With the COVID-19 vaccine now widely available to anybody 12 and older, you might have heard about the potential for a COVID-19 passport and wonder how it might affect your career and daily life during the coronavirus pandemic. While a COVID passport isn't in use in the United States, some businesses have started requiring vaccination or a negative test for employees and customers, and there's a lot of talk about a standard COVID-19 passport.
However, the concept of vaccine certificates comes with a lot of debate due to the benefits and also the questions that arise. Here's what you need to know about these passports and how they could affect you.
What Is a COVID Passport?
While a COVID-19 vaccination card or negative test result might work for gaining access to certain businesses now, various government agencies around the world have worked on a digital passport that would make it easy to check whether people have immunity.

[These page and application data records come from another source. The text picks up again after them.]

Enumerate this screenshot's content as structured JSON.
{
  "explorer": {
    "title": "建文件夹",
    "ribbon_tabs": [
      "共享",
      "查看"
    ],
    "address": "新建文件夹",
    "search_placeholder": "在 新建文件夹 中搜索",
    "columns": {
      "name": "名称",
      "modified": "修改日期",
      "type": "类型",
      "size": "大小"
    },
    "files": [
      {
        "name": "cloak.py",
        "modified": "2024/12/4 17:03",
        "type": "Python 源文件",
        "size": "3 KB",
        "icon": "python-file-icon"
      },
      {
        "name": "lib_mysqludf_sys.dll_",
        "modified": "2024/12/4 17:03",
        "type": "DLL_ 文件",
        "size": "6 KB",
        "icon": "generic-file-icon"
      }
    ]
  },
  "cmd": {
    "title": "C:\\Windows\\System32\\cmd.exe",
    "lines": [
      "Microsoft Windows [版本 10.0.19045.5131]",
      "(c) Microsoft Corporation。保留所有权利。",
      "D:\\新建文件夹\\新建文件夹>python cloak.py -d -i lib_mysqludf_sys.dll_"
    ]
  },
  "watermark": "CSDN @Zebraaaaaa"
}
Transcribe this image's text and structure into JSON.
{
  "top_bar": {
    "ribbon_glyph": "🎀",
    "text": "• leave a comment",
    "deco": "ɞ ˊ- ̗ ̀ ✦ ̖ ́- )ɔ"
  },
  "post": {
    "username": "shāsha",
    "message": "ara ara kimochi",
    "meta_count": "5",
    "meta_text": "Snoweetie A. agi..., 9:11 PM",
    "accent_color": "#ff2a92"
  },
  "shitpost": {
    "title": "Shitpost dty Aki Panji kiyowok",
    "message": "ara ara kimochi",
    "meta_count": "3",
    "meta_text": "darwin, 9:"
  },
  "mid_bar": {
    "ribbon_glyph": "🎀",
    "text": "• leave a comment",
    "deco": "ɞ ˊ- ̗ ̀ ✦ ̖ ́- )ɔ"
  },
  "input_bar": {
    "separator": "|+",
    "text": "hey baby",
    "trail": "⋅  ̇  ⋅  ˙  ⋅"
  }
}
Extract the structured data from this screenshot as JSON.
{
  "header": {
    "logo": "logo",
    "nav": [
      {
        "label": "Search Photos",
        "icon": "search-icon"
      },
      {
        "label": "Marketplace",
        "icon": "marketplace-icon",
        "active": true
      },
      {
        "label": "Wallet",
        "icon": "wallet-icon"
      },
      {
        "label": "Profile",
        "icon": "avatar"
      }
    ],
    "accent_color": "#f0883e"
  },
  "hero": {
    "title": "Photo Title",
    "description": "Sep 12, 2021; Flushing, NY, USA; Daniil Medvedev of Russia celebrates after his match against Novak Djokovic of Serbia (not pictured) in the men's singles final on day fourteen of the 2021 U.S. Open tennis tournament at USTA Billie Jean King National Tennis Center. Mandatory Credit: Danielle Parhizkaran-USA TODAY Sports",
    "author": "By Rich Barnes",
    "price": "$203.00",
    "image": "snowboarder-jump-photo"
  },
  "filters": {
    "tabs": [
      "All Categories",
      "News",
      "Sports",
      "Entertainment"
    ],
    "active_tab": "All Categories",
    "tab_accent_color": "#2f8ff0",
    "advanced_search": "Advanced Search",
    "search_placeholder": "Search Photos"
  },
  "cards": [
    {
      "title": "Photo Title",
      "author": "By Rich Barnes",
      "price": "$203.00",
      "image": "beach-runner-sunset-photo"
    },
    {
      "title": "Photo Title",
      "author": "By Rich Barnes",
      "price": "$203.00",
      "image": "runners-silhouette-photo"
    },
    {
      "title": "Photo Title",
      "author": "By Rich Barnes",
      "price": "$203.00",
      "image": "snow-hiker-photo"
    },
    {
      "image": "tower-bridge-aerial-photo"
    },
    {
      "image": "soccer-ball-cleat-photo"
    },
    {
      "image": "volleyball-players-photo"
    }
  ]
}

Government agencies such as public health departments and tech companies have plans for mobile apps that would show a QR code that businesses can scan to verify a person's vaccination and test history. Users would upload their COVID-19 data to their account and use a biometric login such as their face ID for validity and security. A printable alternative may be available for those without phones.
The U.S. government doesn't currently show support for mandating a federal COVID-19 vaccine passport for those living in the country, and some states have passed laws banning the use of such a credential. However, private companies can ask for proof of COVID-19 immunity through measures like a vaccine card or negative COVID-19 test result, and a digital passport app for such a purpose may still show up. Further, the U.S. government has suggested people traveling internationally into the U.S. may need some form of COVID-19 passport.
On the other hand, European Union has already proposed a government COVID passport called the Digital Green Certificate that would open up travel within the member countries.
The Debate on Vaccine Passports
Requiring a COVID-19 vaccine passport could provide employees and customers with some security that their health is less at risk while working at or visiting the business. This would make it easier for companies to decide when to allow employees to return for on-site work, and customers may feel more comfortable doing business with such a company.
The COVID passport could also make it easier for everybody to return to everyday life and facilitate reopening for businesses since the credential would make it easy to know who is and isn't immune.
On the other hand, the idea of vaccine passports makes some people concerned about privacy and discrimination, since those without the credential could have fewer opportunities both for work and everyday activities. Some feel uncomfortable about their health information being tracked in an electronic system, especially when the government and private companies get involved. Others feel concerned about the potential for limited employment and travel opportunities for those who opt against vaccination or can't get vaccinated.
With many variations possible, there could be conflicts over which passports to accept as well as how long they're valid.
How COVID Passports Could Affect You
If having a COVID passport or another proof of vaccination becomes standard, having it could affect your career opportunities and ability to return to work.
Unless the location has a law against requiring vaccination for employment, employers that mandate proof of immunity may opt not to hire or retain workers who refuse to show the credential, unless the employee qualifies for an exemption. This could mean that having the passport means the ability to work on site for more companies, while not having the passport might mean working remotely or needing to find an employer who doesn't mandate it.
Whether you have a COVID-19 passport can also affect other areas in life. For example, not having one might mean not being able to travel to certain places, attend large events or enter businesses that mandate it. Even now, cruise lines and airports are among some of the businesses requiring proof of vaccination or negative test results, especially if you plan on international travel. Thus, not having the passport or some other proof of COVID-19 immunity can limit your daily activities.
While the future of a COVID-19 vaccine passport isn't certain, you can prepare by keeping the vaccine card safe along with documents related to test results in case you need to present them for work, travel or other daily activities. You should also keep an eye on news announcements as well as keep in touch with your employer about any requirements that may be unveiled.
- The Washington Post: ‘Vaccine Passports’ Are on the Way, But Developing Them Won’t Be Easy
- KFF: Key Questions About COVID-19 Vaccine Passports and the U.S.
- Centers for Disease Control and Prevention: Requirement for Proof of Negative COVID-19 Test or Recovery From COVID-19 for All Air Passengers Arriving in the United States
- Human Resource Executive: What HR Needs to Know About How to Use Vaccine Passports Legally
- Centers for Disease Control and Prevention: Frequently Asked Questions About COVID-19 Vaccination
- European Commission: Coronavirus: Commission Proposes a Digital Green Certificate
- BBC: COVID: US Rules Out Federal Vaccine Passports